Topics: Parliament House culture; Economic recovery;
David Koch: Finance Minister, Simon Birmingham joins us now from Adelaide. Minister, you’ve got some great economic figures to talk about, we’ll get to those in a moment but obviously the big talking point today is the Prime Minister’s interview last night. As Mark Riley just put it. Does your government have a plan to fight sexism and safety and respect for women in the workforce, particularly in Parliament house?
Simon Birmingham: Absolutely Kochie, and I think Australians will see a real step up in terms of action, the messages have been heard, the concerns have been heard. Now, that’s not to say there wasn’t work underway before. The national action plan in relation to women’s safety and tackling safety for women and children in particular, the work that’s been ongoing for many years in terms of support around sexual harassment and sexual discrimination. But it is very clear that Australians and particularly Australian women expect more and that is absolutely what we have got to get on and do. To make sure that our parliament sets the best example for the nation rather than being a place where shameful acts have occurred. And that’s just not to be tolerated, it won’t be tolerated. But equally we’ve got to work in terms of workplaces across the nation, in terms of women’s safety across the nation, in terms of gender equity across the nation, and they’re all part of the priorities for the future.
David Koch: In terms of shameful acts, overnight you released a statement saying you have spoken to the whistleblower who released those photos of lewd sex acts in Parliament House, are you any closer to determining the other people responsible? And what action will you take?
Simon Birmingham: We’ve shown we’ve got zero tolerance for that sort of thing. On Monday night, one individual was able to be identified and that individual was sacked. We will take similar action if similar acts have been undertaken by other people. It’s very clearly zero tolerance. I am grateful to those who are helping in terms of investigations. Obviously, sacking someone is a significant step and we need to be confident that we know that people are guilty of having undertaken such acts or anything similar, but we won’t tolerate it where we can find that evidence and that is why we are reaching out to undertake such investigations.
David Koch: Let’s get onto the economy now. Your wheelhouse as Finance Minister. February year-to-date budget deficit $134.6 billion. 23 billion less than the forecast deficit. The government credits the improvement in high tax receipts from the recovering economy as was a fall in the number of JobSeeker payments. Figures look terrific. Monday is D-Day, when JobKeeper comes off, is the economy strong enough to soak all of that up and not impact the economy badly?
Simon Birmingham: The economy has shown enormous strength now. $134 billion deficit is still a whopping great deficit in anybody’s terms, it still the biggest deficit in our peacetime history as a nation. But it is crucial to see that the jobs growth we have been seeing, 300,000 people coming off JobSeeker in recent months is feeding back to improved budget outcomes because it means we have significantly less strain on taxpayers in terms of supporting social safety nets, more taxpayers in terms of generating revenue, and that is the virtuous cycle we are eager to continue. Now, we are taking the step off of JobKeeper, but we fully anticipate the other supports we have put in place for tourism, for aviation, for arts, for entertainment, targeting the support now into different sectors to support those industries, business survival, job creation, they are going to be the ongoing measures and approaches we take as well the overall economic growth that has seen Australia’s employment levels get back to being above what they were in March 2020 which is a remarkable thing, basically unheard of in any other developed nation.

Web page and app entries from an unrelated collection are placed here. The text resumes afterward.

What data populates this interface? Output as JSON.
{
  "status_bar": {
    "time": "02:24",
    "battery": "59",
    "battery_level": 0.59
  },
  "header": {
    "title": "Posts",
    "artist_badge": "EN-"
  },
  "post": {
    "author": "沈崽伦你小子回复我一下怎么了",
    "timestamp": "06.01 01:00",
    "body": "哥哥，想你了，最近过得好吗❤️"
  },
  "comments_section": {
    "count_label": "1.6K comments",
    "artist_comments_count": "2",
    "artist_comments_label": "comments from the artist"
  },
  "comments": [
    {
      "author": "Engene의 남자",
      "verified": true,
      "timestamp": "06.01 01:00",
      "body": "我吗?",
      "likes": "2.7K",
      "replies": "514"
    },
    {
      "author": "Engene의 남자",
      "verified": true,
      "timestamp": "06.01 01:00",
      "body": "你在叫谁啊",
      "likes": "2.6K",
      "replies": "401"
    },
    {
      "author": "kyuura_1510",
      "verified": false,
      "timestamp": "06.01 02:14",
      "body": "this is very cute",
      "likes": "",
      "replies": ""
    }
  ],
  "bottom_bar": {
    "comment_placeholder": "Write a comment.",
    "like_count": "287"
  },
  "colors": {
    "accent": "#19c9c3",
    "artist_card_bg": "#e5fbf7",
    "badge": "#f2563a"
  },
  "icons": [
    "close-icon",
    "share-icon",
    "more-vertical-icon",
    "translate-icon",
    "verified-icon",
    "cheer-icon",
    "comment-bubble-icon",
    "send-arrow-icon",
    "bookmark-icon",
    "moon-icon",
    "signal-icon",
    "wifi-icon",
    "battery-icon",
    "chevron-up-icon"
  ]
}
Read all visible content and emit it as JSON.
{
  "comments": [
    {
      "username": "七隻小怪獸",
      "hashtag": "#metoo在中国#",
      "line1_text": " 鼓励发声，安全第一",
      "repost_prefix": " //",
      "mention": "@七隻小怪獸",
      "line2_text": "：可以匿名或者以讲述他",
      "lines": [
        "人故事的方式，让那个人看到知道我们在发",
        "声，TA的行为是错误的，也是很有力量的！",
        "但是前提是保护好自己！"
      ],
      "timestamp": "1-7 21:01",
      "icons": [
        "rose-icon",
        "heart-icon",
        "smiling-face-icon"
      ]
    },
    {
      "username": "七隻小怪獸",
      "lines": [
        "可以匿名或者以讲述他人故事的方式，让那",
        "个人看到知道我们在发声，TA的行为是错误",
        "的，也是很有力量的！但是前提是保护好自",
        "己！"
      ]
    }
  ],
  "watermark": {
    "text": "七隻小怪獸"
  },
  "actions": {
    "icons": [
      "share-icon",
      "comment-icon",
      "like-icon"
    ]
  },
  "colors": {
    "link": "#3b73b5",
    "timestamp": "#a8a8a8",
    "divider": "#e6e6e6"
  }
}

David Koch: It is an incredible bounce back in the economy. Minister, thank you for your time.